This route begins at Cowbridge junction where it heads north through Cowbridge Lock with the B1183 right alongside on the west side. After a few hundred yards the B-road crosses the drain at right angles and continues to cling to the east side while a minor road sandwiches the drain by running along the west side. The very straight northerly stretch from Cowbridge to Frithville is 2 miles long, at Frithville the West Fen Drain turns left to head north west but as it does so it meets Medlam Drain (see below) which continues straight on, heading north. In Frithville, shortly after the left turn, the B1183 moves away to the north while the B1184 crosses over. The next stretch of the route is 4 miles long and is dead straight in a north westerly direction. A minor road clings to the north bank the whole way and a couple of other minor roads cross over. Half way along this 4 mile stretch is a junction with the Newham Drain (see below) which heads south towards Anton’s Gowt. At the end of the 4 mile stretch the drain turns left to head due west for ¾ of a mile to Hough Bridge (which carries the B1192) just south of New York. The final mile of the route has no roads alongside and, in fact, is known as Houghbridge Drain rather than West Fen Drain. The head of navigation is at Bettinson’s Bridge though there is further access for boats, via a sharp left turn, onto Castle Dike (see below) which heads south east back towards Anton’s Gowt.
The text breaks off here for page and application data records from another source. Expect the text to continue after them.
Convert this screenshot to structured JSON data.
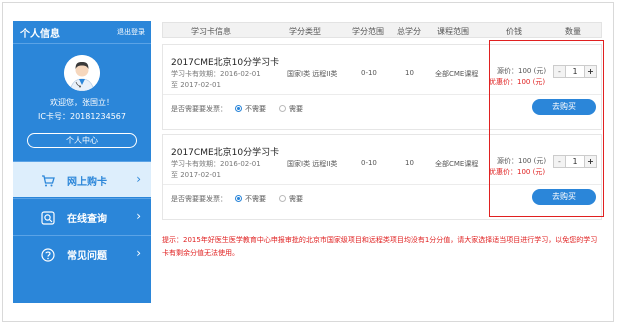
{
  "sidebar": {
    "title": "个人信息",
    "logout": "退出登录",
    "welcome": "欢迎您，张国立！",
    "card_number": "IC卡号：20181234567",
    "center_button": "个人中心",
    "nav": [
      {
        "label": "网上购卡",
        "icon": "cart-icon",
        "active": true
      },
      {
        "label": "在线查询",
        "icon": "search-icon",
        "active": false
      },
      {
        "label": "常见问题",
        "icon": "question-icon",
        "active": false
      }
    ]
  },
  "table": {
    "headers": [
      "学习卡信息",
      "学分类型",
      "学分范围",
      "总学分",
      "课程范围",
      "价钱",
      "数量"
    ]
  },
  "products": [
    {
      "name": "2017CME北京10分学习卡",
      "valid_from": "学习卡有效期：2016-02-01",
      "valid_to": "至 2017-02-01",
      "credit_type": "国家I类 远程II类",
      "credit_range": "0-10",
      "total_credit": "10",
      "course_scope": "全部CME课程",
      "original_price": "源价：100 (元)",
      "sale_price": "优惠价：100 (元)",
      "minus": "-",
      "quantity": "1",
      "plus": "+",
      "invoice_label": "是否需要要发票：",
      "option_no": "不需要",
      "option_yes": "需要",
      "buy": "去购买"
    },
    {
      "name": "2017CME北京10分学习卡",
      "valid_from": "学习卡有效期：2016-02-01",
      "valid_to": "至 2017-02-01",
      "credit_type": "国家I类 远程II类",
      "credit_range": "0-10",
      "total_credit": "10",
      "course_scope": "全部CME课程",
      "original_price": "源价：100 (元)",
      "sale_price": "优惠价：100 (元)",
      "minus": "-",
      "quantity": "1",
      "plus": "+",
      "invoice_label": "是否需要要发票：",
      "option_no": "不需要",
      "option_yes": "需要",
      "buy": "去购买"
    }
  ],
  "notice": "提示：2015年好医生医学教育中心申报审批的北京市国家级项目和远程类项目均没有1分分值，请大家选择适当项目进行学习，以免您的学习卡有剩余分值无法使用。",
  "colors": {
    "primary": "#2b86d9",
    "alert": "#e02020",
    "active_nav_bg": "#ddeefc"
  }
}
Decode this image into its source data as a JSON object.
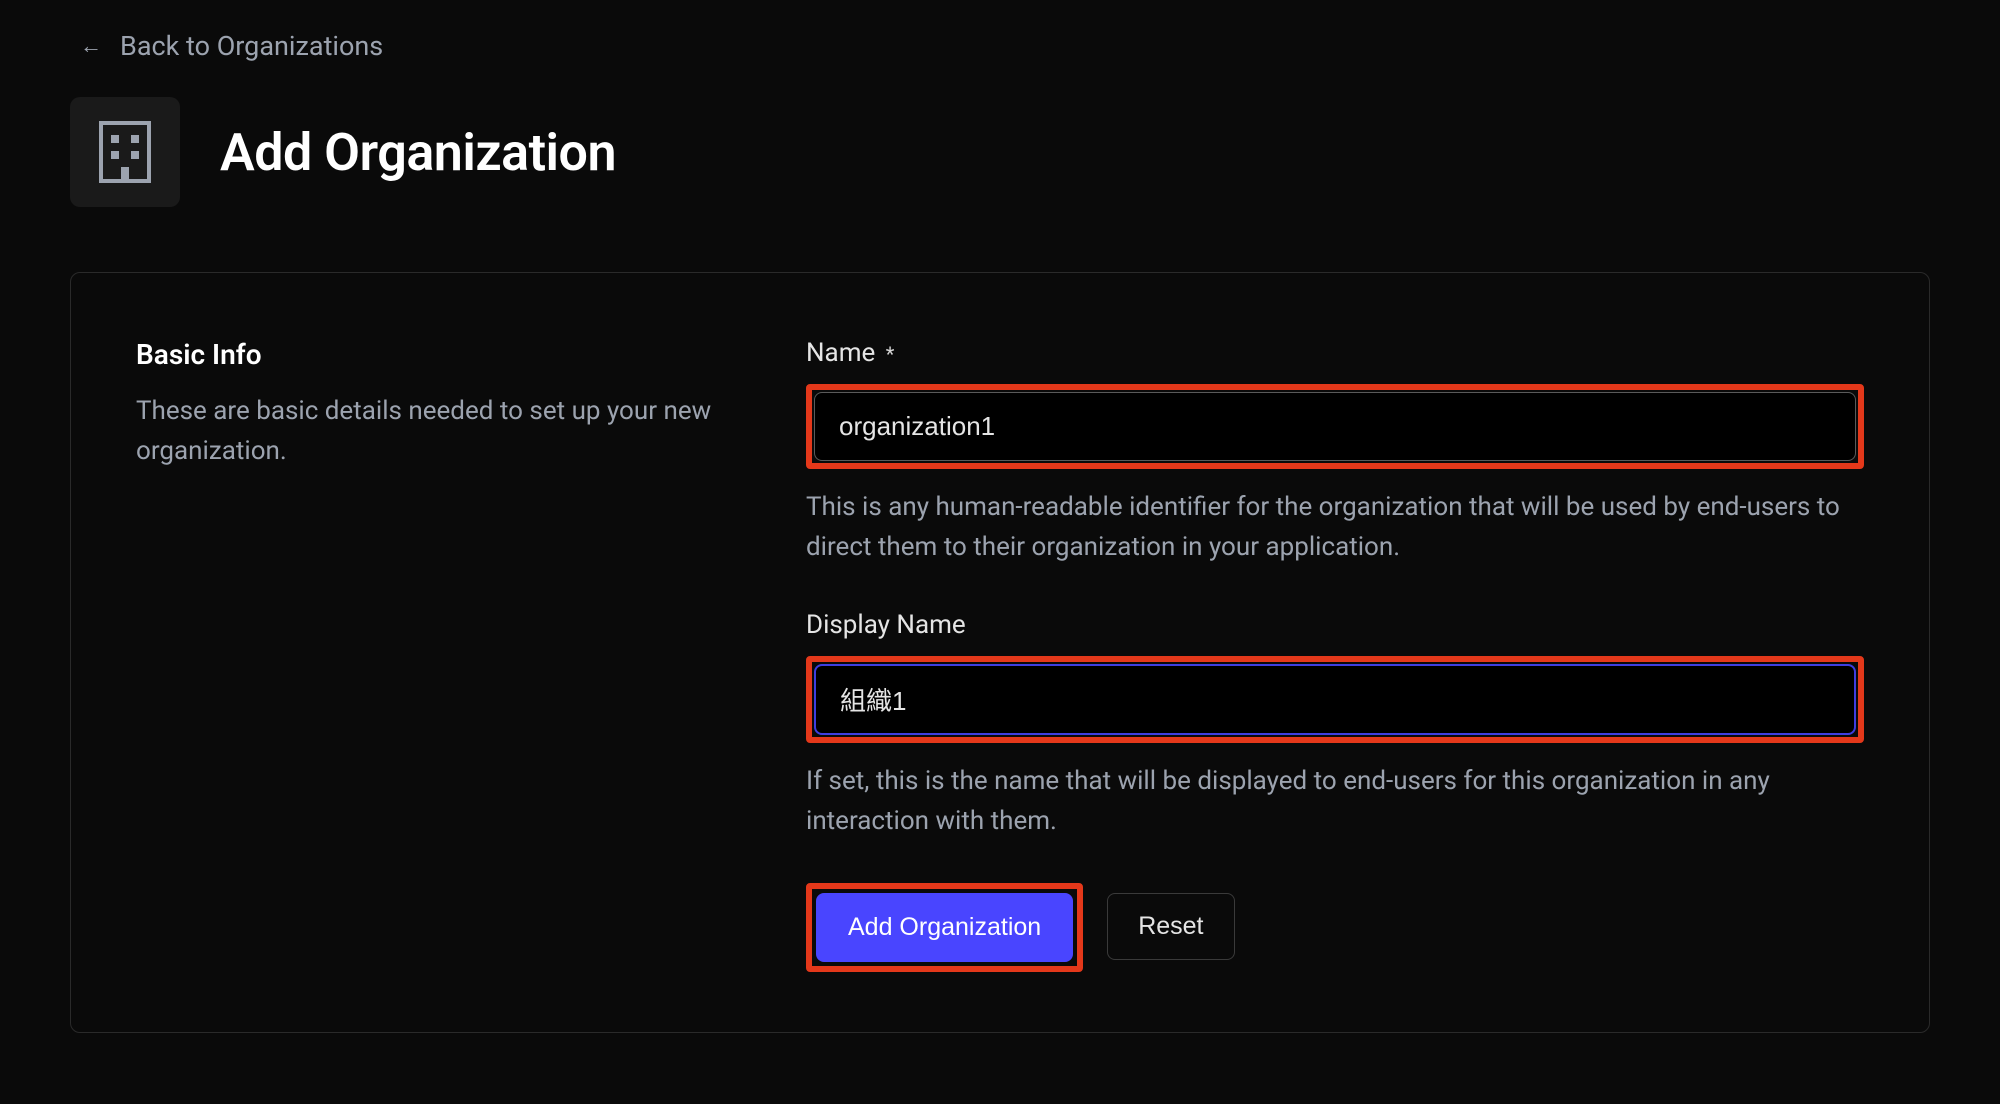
{
  "back_link": {
    "label": "Back to Organizations"
  },
  "header": {
    "title": "Add Organization"
  },
  "section": {
    "title": "Basic Info",
    "description": "These are basic details needed to set up your new organization."
  },
  "fields": {
    "name": {
      "label": "Name",
      "required_marker": "*",
      "value": "organization1",
      "help": "This is any human-readable identifier for the organization that will be used by end-users to direct them to their organization in your application."
    },
    "display_name": {
      "label": "Display Name",
      "value": "組織1",
      "help": "If set, this is the name that will be displayed to end-users for this organization in any interaction with them."
    }
  },
  "actions": {
    "submit_label": "Add Organization",
    "reset_label": "Reset"
  }
}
This navigable dyke begins at Frithville where it leaves the West Fen Drain (see above) in a northerly direction. The first (and widest) stretch is about 3¾ miles long to a point near the village of Medlam.This route is not quite as straight as most of the others but it is straight enough! There are no roads alongside the route but one minor road does cross this stretch after 1¾ miles. At the end of this first stretch is a second minor road crossing but beyond the bridge the drain appears to much narrower. Somewhere, not far north of this bridge, is a junction with another drain which is actually thought to be a canal built sometime in the 1800’s, by John Parkinson, to serve the village of New Bolingbroke. There is no sign at all of this waterway on my road map though it obviously ran for about ½ a mile from Medlam Drain to the B1183 in New Bolingbroke. Past the junction the Medlam Drain heads north westerly for less than 2 miles to its terminus at Revesby Bridge. A sharp turn right, heading east, takes boats onto West Fen Catchwater Drain (see above).
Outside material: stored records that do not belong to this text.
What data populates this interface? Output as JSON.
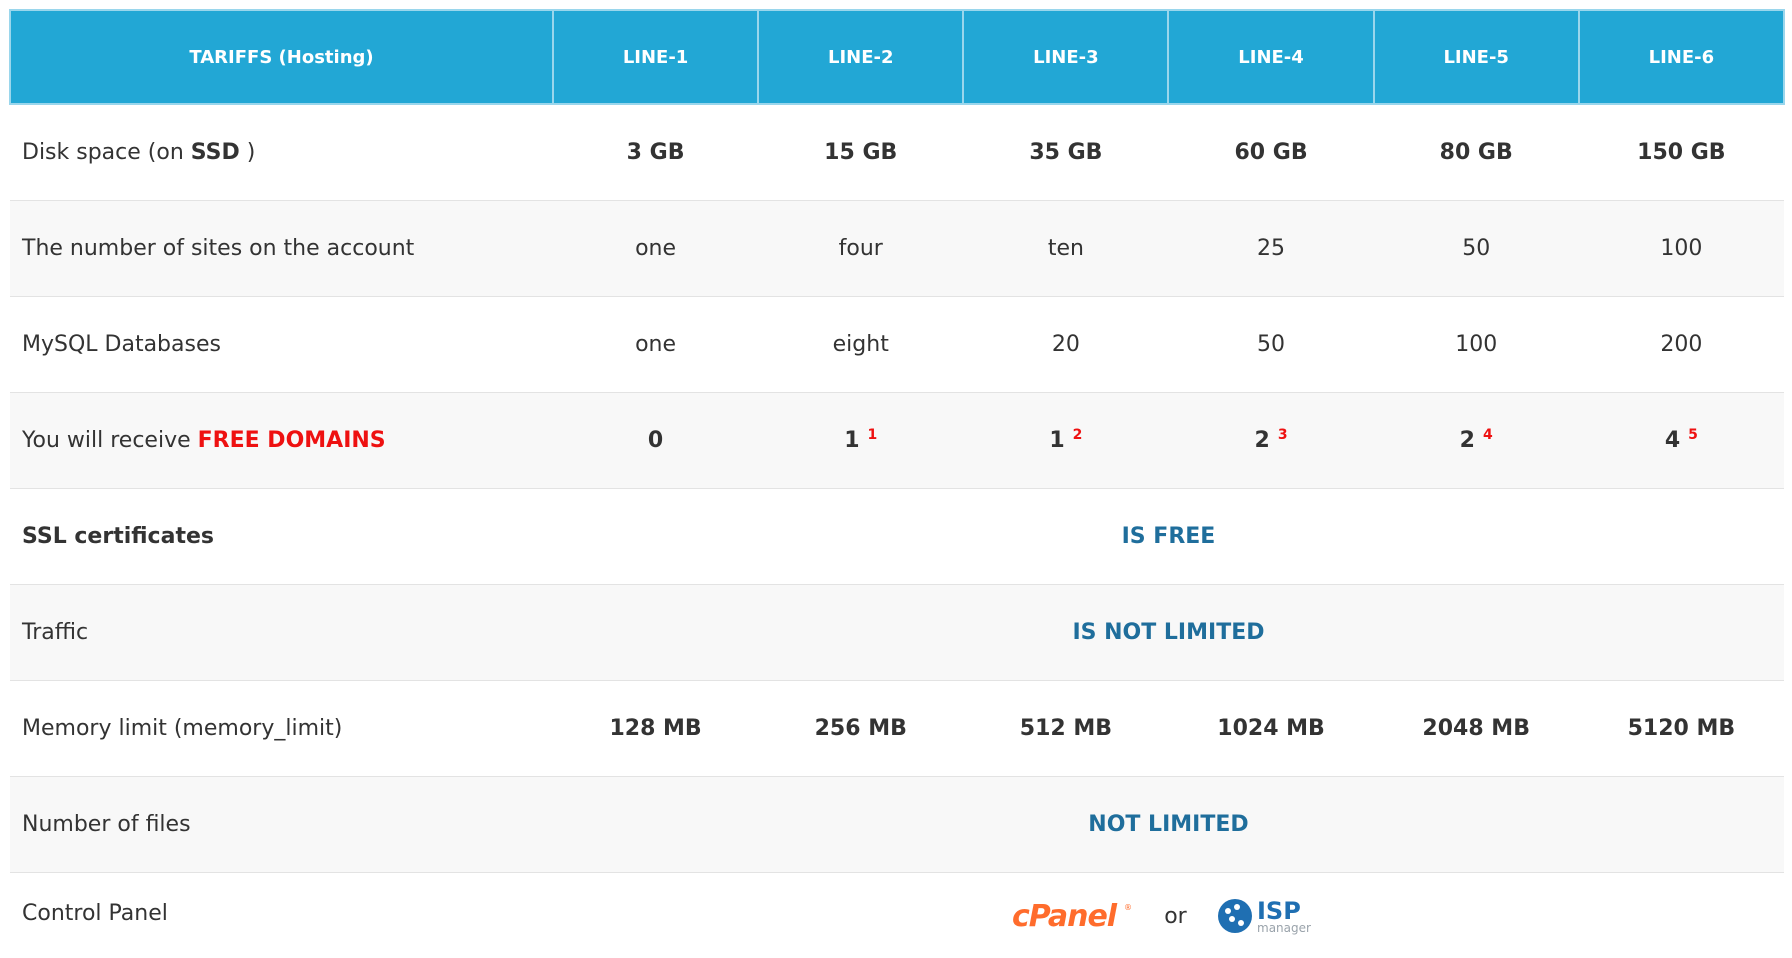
{
  "header": {
    "first": "TARIFFS (Hosting)",
    "plans": [
      "LINE-1",
      "LINE-2",
      "LINE-3",
      "LINE-4",
      "LINE-5",
      "LINE-6"
    ]
  },
  "rows": {
    "disk": {
      "label_prefix": "Disk space (on ",
      "label_strong": "SSD",
      "label_suffix": " )",
      "values": [
        "3 GB",
        "15 GB",
        "35 GB",
        "60 GB",
        "80 GB",
        "150 GB"
      ]
    },
    "sites": {
      "label": "The number of sites on the account",
      "values": [
        "one",
        "four",
        "ten",
        "25",
        "50",
        "100"
      ]
    },
    "mysql": {
      "label": "MySQL Databases",
      "values": [
        "one",
        "eight",
        "20",
        "50",
        "100",
        "200"
      ]
    },
    "domains": {
      "label_prefix": "You will receive ",
      "label_highlight": "FREE DOMAINS",
      "values": [
        "0",
        "1",
        "1",
        "2",
        "2",
        "4"
      ],
      "footnotes": [
        "",
        "1",
        "2",
        "3",
        "4",
        "5"
      ]
    },
    "ssl": {
      "label": "SSL certificates",
      "value": "IS FREE"
    },
    "traffic": {
      "label": "Traffic",
      "value": "IS NOT LIMITED"
    },
    "memory": {
      "label": "Memory limit (memory_limit)",
      "values": [
        "128 MB",
        "256 MB",
        "512 MB",
        "1024 MB",
        "2048 MB",
        "5120 MB"
      ]
    },
    "files": {
      "label": "Number of files",
      "value": "NOT LIMITED"
    },
    "panel": {
      "label": "Control Panel",
      "cpanel_text": "cPanel",
      "or_text": "or",
      "isp_text": "ISP",
      "isp_subtext": "manager"
    }
  },
  "colors": {
    "header_bg": "#22a7d5",
    "accent_blue": "#1f6e9c",
    "highlight_red": "#ee1111",
    "cpanel_orange": "#ff6c2c",
    "isp_blue": "#1f6fb2"
  },
  "icons": {
    "cpanel": "cpanel-logo-icon",
    "isp": "ispmanager-logo-icon"
  }
}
This is one of the shortest and straightest of all the Witham Navigable Drains but it provides an excellent short-cut. It starts at Anton’s Gowt where it leaves the River Witham Navigation and Frith Bank Drain (see above). Castle Dike (see below) leaves Newham Drain about 300 yards north of Anton’s Gowt. For the first ¼ of a mile Newham Drain heads directly north but it then turns slightly north west and heads dead straight for 3 miles. There are no roads alongside this drain though the B1184 crosses it about ½ way along. The village of Newham is on this road about one mile to the west. At the end of the 3 miles the route ends at a junction with the West Fen Drain (see above) which heads north west and south east.
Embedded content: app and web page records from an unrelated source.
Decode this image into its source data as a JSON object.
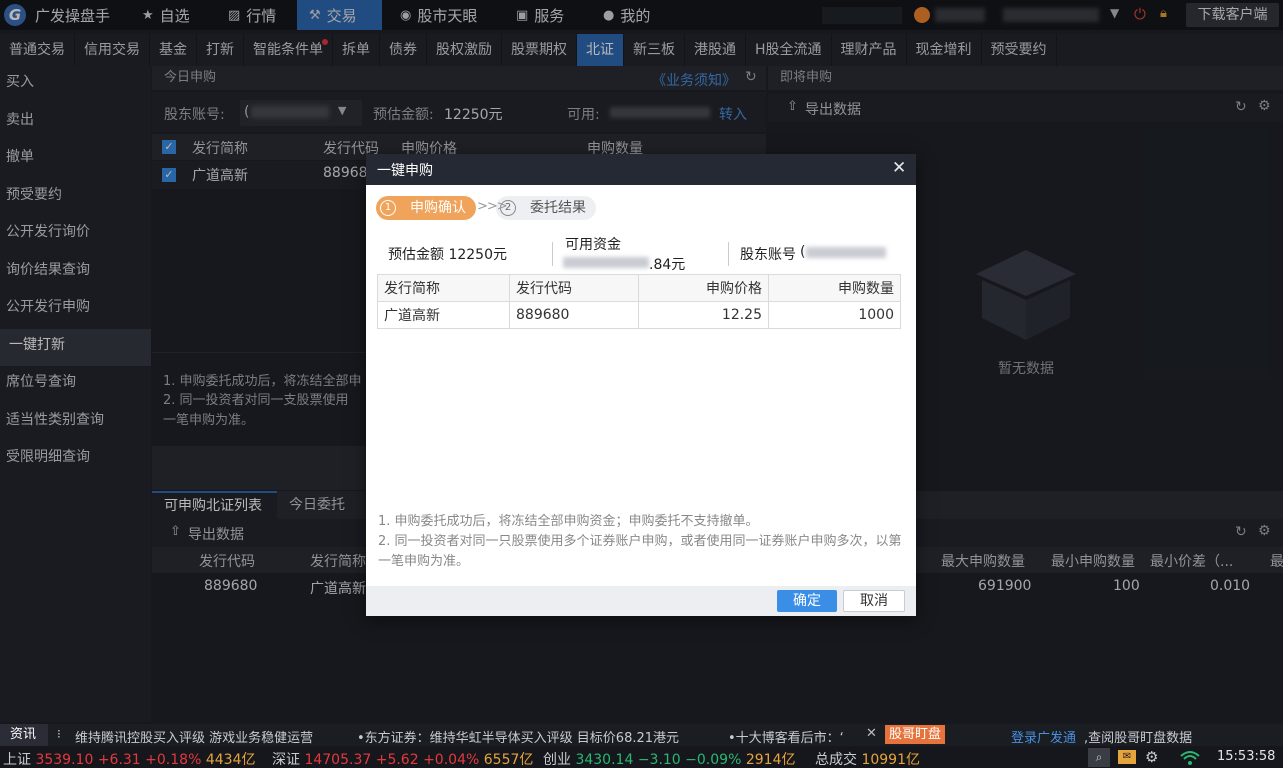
{
  "app": {
    "title": "广发操盘手",
    "logo_letter": "G"
  },
  "topnav": [
    {
      "label": "自选",
      "icon": "star-icon"
    },
    {
      "label": "行情",
      "icon": "chart-icon"
    },
    {
      "label": "交易",
      "icon": "hammer-icon",
      "active": true
    },
    {
      "label": "股市天眼",
      "icon": "eye-icon"
    },
    {
      "label": "服务",
      "icon": "briefcase-icon"
    },
    {
      "label": "我的",
      "icon": "user-icon"
    }
  ],
  "download_button": "下载客户端",
  "tabs": [
    "普通交易",
    "信用交易",
    "基金",
    "打新",
    "智能条件单",
    "拆单",
    "债券",
    "股权激励",
    "股票期权",
    "北证",
    "新三板",
    "港股通",
    "H股全流通",
    "理财产品",
    "现金增利",
    "预受要约"
  ],
  "active_tab": "北证",
  "sidebar": [
    "买入",
    "卖出",
    "撤单",
    "预受要约",
    "公开发行询价",
    "询价结果查询",
    "公开发行申购",
    "一键打新",
    "席位号查询",
    "适当性类别查询",
    "受限明细查询"
  ],
  "active_side": "一键打新",
  "today_panel": {
    "title": "今日申购",
    "notice_link": "《业务须知》",
    "account_label": "股东账号:",
    "account_value_prefix": "(",
    "estimate_label": "预估金额:",
    "estimate_value": "12250元",
    "available_label": "可用:",
    "transfer_link": "转入",
    "columns": [
      "发行简称",
      "发行代码",
      "申购价格",
      "申购数量"
    ],
    "row": {
      "name": "广道高新",
      "code": "88968"
    },
    "notes": [
      "1. 申购委托成功后，将冻结全部申",
      "2. 同一投资者对同一支股票使用",
      "一笔申购为准。"
    ]
  },
  "upcoming_panel": {
    "title": "即将申购",
    "export": "导出数据",
    "empty": "暂无数据"
  },
  "bottom_panel": {
    "tabs": [
      "可申购北证列表",
      "今日委托"
    ],
    "export": "导出数据",
    "columns": [
      "发行代码",
      "发行简称",
      "最大申购数量",
      "最小申购数量",
      "最小价差（...",
      "最"
    ],
    "row": {
      "code": "889680",
      "name": "广道高新",
      "max": "691900",
      "min": "100",
      "tick": "0.010"
    }
  },
  "modal": {
    "title": "一键申购",
    "step1_num": "1",
    "step1": "申购确认",
    "step_arrows": ">>>",
    "step2_num": "2",
    "step2": "委托结果",
    "estimate": "预估金额 12250元",
    "available_label": "可用资金",
    "available_suffix": ".84元",
    "account_label": "股东账号",
    "account_prefix": "(",
    "table_head": [
      "发行简称",
      "发行代码",
      "申购价格",
      "申购数量"
    ],
    "table_row": [
      "广道高新",
      "889680",
      "12.25",
      "1000"
    ],
    "notes": [
      "1. 申购委托成功后，将冻结全部申购资金；申购委托不支持撤单。",
      "2. 同一投资者对同一只股票使用多个证券账户申购，或者使用同一证券账户申购多次，以第一笔申购为准。"
    ],
    "ok": "确定",
    "cancel": "取消"
  },
  "news": {
    "label": "资讯",
    "items": [
      "维持腾讯控股买入评级 游戏业务稳健运营",
      "•东方证券：维持华虹半导体买入评级 目标价68.21港元",
      "•十大博客看后市：‘"
    ],
    "badge": "股哥盯盘",
    "login_link": "登录广发通",
    "login_text": ",查阅股哥盯盘数据"
  },
  "quotes": {
    "sh": {
      "name": "上证",
      "price": "3539.10",
      "chg": "+6.31",
      "pct": "+0.18%",
      "vol": "4434亿"
    },
    "sz": {
      "name": "深证",
      "price": "14705.37",
      "chg": "+5.62",
      "pct": "+0.04%",
      "vol": "6557亿"
    },
    "cy": {
      "name": "创业",
      "price": "3430.14",
      "chg": "−3.10",
      "pct": "−0.09%",
      "vol": "2914亿"
    },
    "total_label": "总成交",
    "total": "10991亿",
    "time": "15:53:58"
  },
  "colors": {
    "accent": "#2f6ab3",
    "step": "#f0a45b",
    "ok": "#3a8ee6",
    "up": "#e4393c",
    "down": "#2bb673"
  }
}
Castle Dike begins at a junction on Newham Drain (see above) about 300 yards north of Anton’s Gowt. The dike heads north west for 1¾ miles to the village of Gipsey Bridge. About ½ a mile into this section a minor road crosses the dike and then clings to the northern bank, passing Castle Dyke House on route. At Gipsey Bridge the B1184 crosses and beyond here the dike continues north westerly for another 1¾ (isolated) miles. Suddenly there is a left turn taking the route westerly for ¾ of a mile to the B1192 bridge which crosses the dike near Wildmore Fen. On the west side of the bridge the dike begins a rare curve lasting 1½ miles which eventually takes it north westerly to Haven Bank. A minor road crosses the route here while another has clung to the dike on the south side of the long curve. The same road continues to run along the west bank for the final mile to the head of navigation at Bettinson’s Bridge. A sharp right turn here takes boats onto Houghbridge Drain which is actually the last mile of West Fen Drain (see above).